Who’s Funding NPR?: Editor Resignation, Bias Backlash Sparks Debate Over Tax Dollars

After 25 years at National Public Radio, Senior Editor Uri Berliner resigned Wednesday following backlash from fellow journalists regarding comments he made about NPR’s political agenda. Berliner published an essay in The Free Press earlier this month critiquing his former employer’s liberal bias, which allegedly increased following the 2016 election. Before his departure, Berliner was suspended from NPR for failing to secure approval to speak with other news outlets. Senior Fellow at the American Enterprise Institute and former member of the Board of Directors at the Corporation for Public Broadcasting, Howard Husock, joins the Rundown to share why people criticize NPR’s public funding and why journalists should remain open-minded.

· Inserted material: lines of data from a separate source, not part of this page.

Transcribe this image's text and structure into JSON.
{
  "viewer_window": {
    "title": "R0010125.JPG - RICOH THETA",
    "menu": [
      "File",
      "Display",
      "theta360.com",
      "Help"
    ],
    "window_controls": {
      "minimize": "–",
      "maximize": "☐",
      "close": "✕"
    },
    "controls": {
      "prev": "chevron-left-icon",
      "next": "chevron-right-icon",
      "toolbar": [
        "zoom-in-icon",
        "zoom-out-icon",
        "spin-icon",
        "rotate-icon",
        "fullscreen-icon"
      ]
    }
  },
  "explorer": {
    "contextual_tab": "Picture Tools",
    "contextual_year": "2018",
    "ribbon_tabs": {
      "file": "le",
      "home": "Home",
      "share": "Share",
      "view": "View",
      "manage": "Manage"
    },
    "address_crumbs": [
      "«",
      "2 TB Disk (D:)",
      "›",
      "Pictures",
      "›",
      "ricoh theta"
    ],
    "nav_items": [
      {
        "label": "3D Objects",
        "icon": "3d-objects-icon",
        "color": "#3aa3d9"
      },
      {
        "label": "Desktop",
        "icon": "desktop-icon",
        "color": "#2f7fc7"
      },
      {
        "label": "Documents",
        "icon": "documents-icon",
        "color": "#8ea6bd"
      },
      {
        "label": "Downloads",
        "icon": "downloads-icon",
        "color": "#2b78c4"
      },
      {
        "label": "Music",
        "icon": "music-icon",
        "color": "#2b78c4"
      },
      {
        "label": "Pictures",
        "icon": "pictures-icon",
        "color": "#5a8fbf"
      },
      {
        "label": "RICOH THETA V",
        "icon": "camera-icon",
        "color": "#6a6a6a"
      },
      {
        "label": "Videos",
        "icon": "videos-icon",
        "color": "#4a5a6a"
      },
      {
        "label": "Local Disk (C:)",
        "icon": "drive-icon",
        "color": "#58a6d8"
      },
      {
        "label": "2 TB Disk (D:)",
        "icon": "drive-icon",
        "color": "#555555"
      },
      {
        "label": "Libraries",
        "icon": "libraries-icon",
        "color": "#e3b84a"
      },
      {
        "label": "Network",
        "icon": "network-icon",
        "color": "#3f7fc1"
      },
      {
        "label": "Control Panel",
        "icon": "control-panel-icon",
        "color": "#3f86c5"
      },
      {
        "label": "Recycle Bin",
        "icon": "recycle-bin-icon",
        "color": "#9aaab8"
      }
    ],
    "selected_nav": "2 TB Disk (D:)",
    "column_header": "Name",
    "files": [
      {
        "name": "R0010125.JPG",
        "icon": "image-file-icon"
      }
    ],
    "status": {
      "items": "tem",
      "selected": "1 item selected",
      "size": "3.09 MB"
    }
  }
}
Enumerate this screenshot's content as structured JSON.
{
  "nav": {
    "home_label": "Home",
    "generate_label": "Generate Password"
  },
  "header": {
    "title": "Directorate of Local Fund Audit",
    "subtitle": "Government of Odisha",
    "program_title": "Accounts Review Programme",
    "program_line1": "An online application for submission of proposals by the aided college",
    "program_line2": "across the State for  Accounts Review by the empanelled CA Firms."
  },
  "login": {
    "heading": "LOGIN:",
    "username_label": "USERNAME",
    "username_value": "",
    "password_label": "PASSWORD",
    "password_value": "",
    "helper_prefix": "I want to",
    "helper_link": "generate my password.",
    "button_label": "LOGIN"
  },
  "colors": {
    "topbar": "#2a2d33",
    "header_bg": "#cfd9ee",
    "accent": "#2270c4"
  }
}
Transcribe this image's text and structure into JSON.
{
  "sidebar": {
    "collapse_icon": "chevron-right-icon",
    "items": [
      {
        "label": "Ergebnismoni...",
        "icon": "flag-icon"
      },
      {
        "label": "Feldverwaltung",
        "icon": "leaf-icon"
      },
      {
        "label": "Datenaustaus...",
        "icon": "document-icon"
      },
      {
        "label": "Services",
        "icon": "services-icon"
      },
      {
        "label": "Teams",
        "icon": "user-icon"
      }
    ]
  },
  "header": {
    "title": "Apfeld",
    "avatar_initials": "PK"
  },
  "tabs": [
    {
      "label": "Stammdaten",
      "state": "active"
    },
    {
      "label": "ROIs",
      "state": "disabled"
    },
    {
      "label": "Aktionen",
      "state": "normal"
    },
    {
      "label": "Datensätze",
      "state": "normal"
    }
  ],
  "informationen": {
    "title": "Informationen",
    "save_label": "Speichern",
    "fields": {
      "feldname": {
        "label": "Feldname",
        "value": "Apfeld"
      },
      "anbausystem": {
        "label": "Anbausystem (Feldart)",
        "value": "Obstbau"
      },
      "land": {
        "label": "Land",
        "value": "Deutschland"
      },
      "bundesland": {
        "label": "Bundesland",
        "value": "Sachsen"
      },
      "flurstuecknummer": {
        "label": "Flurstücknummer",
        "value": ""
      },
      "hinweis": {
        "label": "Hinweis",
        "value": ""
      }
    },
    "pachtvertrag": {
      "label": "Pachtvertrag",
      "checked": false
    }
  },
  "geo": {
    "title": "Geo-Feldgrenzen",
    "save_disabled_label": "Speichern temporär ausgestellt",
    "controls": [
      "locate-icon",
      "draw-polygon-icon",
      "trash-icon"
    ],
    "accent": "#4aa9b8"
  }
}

A part of the immigration debate came to an end Wednesday after both articles of impeachment against U.S. Secretary of Homeland Security Alejandro Mayorkas were voted unconstitutional in the Senate. Illegal migrant encounters reached record levels in 2023, and released migrants are scattered throughout the U.S., with many ending up in self-proclaimed “sanctuary cities.” Denver Mayor Mike Johnston has announced the city plans to spend $90 million to help migrants who come to his city for six months. Within days of the Mayor’s announcement, two counties sued, challenging the state’s sanctuary laws. Douglas County Commissioner George Teal joins the podcast to explain the lawsuit, how Denver has reached “a critical mass point” with their migrant population, and how the issue threatens to spillover and hurt surrounding communities and migrants alike.

Plus, commentary by Jason Rantz, host of “The Jason Rantz Show” and author of “What’s Killing America.”